The episode proper begins as Chloe and Max resume their search for the whereabouts of Rachel. As the students at Blackwell prepare for the infamous Vortex Club-hosted “End of the World” party, the tone of the game begins to shift and slink towards something sinister. The girls spend a significant amount of time scouring locations and talking to key people in their search for clues that are organized CSI-style on a bulletin board. Their careful examination of the materials leads them to some fairly dark places, beginning with Nathan Prescott’s dorm room. DONTNOD is really good with the concept of “show not tell” and the trip to Nathan’s room marks the beginning of the game’s journey into the depths of nightmare. Life Is Strange is a beautiful looking game that is rich with vibrant, warm colors that inspires calm and relaxation. Nathan Prescott’s room, on the other hand, offers swathes of black and dark grays, a color palette that instantly evokes feelings of unease. From that moment on, an ugly feeling of dread and physical sickness slowly bubbles to the top as the girls clue their way to an abandoned barn that holds the truth about Rachel Amber. The unease reaches a head when Chloe witnesses something terrible and I, left to ruminate on the implications and context of the reveal against previous episodes, felt genuinely sick to my stomach.
For those wanting to see the effects of their decisions, the episode offers a chance to have significant conversations with two major characters that - depending how you’ve dealt with them in the past - will make them friend or enemy or worse. Life Is Strange places a lot of weight into its characters, to make them more than just tropes and stereotypes. This is best shown in the interaction with Frank, the town’s local drug dealer. Depending on how you steer the conversation, there’s a chance to break through the man’s defenses and see his true self. The key players in Arcadia Bay turn out to be more than just caricatures of small town life and in a game where its biggest theme is looking beyond first impressions, this is an important detail.

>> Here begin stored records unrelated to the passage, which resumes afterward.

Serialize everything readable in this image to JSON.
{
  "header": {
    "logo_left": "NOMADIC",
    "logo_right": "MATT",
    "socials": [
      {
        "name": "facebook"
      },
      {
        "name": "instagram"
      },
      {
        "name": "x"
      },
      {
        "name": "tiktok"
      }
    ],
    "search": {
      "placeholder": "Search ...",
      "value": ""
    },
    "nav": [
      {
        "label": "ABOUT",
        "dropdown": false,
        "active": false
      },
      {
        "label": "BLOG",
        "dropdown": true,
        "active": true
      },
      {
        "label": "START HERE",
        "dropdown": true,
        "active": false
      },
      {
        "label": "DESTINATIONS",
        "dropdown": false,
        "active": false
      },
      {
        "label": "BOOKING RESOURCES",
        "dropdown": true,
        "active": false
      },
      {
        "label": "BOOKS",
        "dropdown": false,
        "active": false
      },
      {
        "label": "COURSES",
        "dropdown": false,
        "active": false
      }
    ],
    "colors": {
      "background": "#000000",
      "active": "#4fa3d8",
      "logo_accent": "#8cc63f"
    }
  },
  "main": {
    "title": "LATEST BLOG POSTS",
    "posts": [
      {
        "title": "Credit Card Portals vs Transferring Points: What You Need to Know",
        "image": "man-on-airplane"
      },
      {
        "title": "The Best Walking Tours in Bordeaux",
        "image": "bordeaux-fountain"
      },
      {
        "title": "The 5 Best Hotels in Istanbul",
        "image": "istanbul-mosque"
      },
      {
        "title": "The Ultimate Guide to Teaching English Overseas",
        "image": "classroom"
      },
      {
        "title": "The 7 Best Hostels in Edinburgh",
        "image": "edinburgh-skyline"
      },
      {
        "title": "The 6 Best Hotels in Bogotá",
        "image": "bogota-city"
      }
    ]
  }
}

This is a pivotal episode for Life Is Strange. Its final moments set up the game’s finale by way of a plot twist that I really didn’t see coming. It raises many questions and with only one day left before the tornado approaches the town’s doorstep, I’m left wondering how the crisis will be resolved - if at all. Will the town succumb to its apocalyptic fate? Will Max’s time travel powers be explained? Or are such things incidental? With Twin Peaks, David Lynch believed that solving the murder of Laura Palmer was less important than how her death affected the town. Life Is Strange seems to be following the same path. And it’s infuriating to know that it’ll be at least a month until we see a resolution. “Dark Room” delivers the same level of high emotional drama as previous episodes and raises the stakes for what is expected to be a busy finale.
Librarian by day, Darkstation review editor by night. I've been playing video games since the days of the Commodore 64 and I have no interest in stopping now that I've made it this far.